During the late election of November 1861, the Secretary of War sent troops for the protection of Union men at the polls. Union Major Stone served as the provost-marshal for the areas of Woodsborough, Myersville, Wolfsville, Emmitsburg, Wolfís Tavern, and Mechanicstown sent troops of infantry and cavalry out in protection of pro-union men voting, however, no armed men went near the polls, and no serious disturbance occurred in this part of the State.

General JEB Stuart with 1800 troopers and General Pelgramís Battery of two to four guns made their way to the Potomac River and on October 9th, 1862 crossed a ford near Clear Springs, Maryland. This raid into Maryland and Pennsylvania was made completely around General McClellan and was known as the Chambersburg Raid. General Stuartís orders were to capture equipment, disrupt communication lines, destroy parts of the C&O Canal and also take out parts of the B&O railroad at and near Chambersburg. After completing his objectives, General Stuart made his way into Cashtown, Fairfield, and reached Emmitsburg at about sunset on October 11th, 1862.

General Alfred Pleasonton who was commanding the Federal Cavalry Corps was tracking General Stuartís whereabouts. He thought that General Stuart was retracing his footsteps back toward the Potomac River in the direction in which he came, but Stuart headed east and the pursuit was on. General Pleasonton arrived at Mechanicstown around 8.30 p.m. and immediately sent scouts in the direction of Emmitsburg, Taneytown, Middleburg, Graceham and Gettysburg picketing all the roads in that vicinity.

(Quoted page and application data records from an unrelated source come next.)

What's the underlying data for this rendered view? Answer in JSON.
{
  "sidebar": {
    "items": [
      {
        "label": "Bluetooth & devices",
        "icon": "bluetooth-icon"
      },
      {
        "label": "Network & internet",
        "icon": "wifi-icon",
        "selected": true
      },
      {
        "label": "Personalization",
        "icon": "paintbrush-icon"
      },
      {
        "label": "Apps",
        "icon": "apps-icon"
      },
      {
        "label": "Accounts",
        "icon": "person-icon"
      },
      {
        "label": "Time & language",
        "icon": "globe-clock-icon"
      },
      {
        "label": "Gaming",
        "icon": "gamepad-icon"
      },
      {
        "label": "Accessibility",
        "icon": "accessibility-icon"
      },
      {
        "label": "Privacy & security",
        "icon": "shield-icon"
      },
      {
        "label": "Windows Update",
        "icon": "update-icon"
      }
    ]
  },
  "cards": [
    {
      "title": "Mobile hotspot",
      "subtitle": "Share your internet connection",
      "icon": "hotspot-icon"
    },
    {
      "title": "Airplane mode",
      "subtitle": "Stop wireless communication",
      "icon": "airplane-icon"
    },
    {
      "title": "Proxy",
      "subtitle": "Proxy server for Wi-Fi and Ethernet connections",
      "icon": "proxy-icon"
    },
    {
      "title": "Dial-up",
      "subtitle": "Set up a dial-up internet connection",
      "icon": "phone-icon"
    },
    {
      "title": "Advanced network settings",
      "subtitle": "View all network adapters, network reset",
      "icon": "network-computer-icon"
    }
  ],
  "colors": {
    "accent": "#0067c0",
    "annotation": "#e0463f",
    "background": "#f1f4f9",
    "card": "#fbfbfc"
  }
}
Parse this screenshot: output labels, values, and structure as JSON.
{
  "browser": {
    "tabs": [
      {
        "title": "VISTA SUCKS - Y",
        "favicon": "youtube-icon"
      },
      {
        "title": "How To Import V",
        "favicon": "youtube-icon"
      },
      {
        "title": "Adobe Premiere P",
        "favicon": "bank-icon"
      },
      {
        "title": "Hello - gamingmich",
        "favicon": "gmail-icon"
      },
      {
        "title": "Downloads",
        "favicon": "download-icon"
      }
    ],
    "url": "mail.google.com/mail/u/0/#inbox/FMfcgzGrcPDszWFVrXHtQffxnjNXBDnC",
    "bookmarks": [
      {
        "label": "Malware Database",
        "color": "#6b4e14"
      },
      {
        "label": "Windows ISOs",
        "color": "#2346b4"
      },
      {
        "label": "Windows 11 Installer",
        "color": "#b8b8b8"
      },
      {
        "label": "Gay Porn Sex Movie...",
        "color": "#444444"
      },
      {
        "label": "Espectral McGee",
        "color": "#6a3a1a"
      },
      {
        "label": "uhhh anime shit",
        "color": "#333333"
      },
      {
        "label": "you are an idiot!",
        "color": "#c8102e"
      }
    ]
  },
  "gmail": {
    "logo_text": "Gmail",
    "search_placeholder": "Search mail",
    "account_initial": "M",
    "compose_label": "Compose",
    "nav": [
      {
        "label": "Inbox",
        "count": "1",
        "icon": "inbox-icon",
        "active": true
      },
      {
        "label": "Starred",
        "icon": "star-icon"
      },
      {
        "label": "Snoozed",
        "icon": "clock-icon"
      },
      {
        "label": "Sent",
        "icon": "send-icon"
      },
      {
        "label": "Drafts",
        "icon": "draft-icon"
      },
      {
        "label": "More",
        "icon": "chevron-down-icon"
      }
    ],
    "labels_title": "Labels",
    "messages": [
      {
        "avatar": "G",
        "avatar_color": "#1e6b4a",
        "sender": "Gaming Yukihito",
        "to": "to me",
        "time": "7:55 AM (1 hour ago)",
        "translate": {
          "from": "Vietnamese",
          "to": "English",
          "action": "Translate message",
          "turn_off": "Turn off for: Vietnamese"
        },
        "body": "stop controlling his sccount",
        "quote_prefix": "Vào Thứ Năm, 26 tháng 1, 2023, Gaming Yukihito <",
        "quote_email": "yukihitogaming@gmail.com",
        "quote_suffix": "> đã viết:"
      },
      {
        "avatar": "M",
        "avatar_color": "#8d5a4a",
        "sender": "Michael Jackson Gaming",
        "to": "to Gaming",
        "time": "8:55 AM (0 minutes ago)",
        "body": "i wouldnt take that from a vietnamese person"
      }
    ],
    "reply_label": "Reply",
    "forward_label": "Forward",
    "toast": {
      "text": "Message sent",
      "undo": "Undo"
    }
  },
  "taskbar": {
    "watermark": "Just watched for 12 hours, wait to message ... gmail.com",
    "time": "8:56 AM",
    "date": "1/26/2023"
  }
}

At around 9:00 p.m., portions of Stuartís Cavalry reached Rocky Ridge where they met a Federal scouting party of General Pleasontonís. Around 10:30 p.m. Stuartís Cavalry observed the passing through Woodsboro. Stuartís location was dispatched to General Pleasonton only few miles away at Mechanicstown.

The Federal Cavalry had several opportunities to attack Stuartís Cavalry at Emmitsburg and Rocky Ridge. Because of the false intelligence and missed opportunities this allowed General Stuart to safely get away.

Read other articles by John Miller on the civil war